Interface dataset entries
──────

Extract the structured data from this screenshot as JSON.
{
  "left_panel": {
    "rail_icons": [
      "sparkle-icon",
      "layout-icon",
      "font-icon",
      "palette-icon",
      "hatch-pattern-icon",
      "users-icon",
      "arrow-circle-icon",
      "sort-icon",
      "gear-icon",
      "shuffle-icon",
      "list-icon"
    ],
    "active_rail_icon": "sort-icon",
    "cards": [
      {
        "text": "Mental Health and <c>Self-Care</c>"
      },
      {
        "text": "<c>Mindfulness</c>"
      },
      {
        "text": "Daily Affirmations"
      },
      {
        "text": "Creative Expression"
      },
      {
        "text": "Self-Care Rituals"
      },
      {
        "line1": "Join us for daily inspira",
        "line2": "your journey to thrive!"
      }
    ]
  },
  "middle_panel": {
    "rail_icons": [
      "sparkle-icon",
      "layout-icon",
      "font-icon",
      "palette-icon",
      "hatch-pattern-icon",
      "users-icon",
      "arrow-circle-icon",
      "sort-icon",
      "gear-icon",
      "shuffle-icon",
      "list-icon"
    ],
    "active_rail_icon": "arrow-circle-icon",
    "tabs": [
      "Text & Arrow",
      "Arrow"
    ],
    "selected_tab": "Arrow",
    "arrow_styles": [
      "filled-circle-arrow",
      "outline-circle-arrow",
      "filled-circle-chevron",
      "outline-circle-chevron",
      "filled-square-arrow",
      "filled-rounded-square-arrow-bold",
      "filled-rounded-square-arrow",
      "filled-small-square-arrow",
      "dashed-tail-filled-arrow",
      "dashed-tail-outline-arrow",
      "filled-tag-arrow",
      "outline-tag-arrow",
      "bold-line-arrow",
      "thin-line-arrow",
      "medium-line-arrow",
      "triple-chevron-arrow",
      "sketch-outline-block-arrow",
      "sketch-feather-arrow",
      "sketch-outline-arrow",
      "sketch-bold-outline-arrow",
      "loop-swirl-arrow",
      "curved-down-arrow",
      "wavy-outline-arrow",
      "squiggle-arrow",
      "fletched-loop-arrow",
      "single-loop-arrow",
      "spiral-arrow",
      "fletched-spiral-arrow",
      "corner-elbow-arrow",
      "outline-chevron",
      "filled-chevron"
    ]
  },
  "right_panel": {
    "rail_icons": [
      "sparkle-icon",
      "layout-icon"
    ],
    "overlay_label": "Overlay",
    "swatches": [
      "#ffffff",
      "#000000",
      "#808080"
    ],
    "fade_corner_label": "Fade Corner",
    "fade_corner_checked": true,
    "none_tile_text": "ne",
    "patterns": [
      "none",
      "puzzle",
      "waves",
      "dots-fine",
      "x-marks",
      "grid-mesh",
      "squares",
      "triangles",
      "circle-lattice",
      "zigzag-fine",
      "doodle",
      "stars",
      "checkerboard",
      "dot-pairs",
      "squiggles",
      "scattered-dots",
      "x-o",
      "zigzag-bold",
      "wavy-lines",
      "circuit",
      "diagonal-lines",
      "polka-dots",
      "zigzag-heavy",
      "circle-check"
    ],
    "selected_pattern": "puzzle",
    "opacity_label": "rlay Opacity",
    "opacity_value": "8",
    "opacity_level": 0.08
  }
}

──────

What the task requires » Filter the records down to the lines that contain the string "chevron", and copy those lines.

Exercise result »
      "filled-circle-chevron",
      "outline-circle-chevron",
      "triple-chevron-arrow",
      "outline-chevron",
      "filled-chevron"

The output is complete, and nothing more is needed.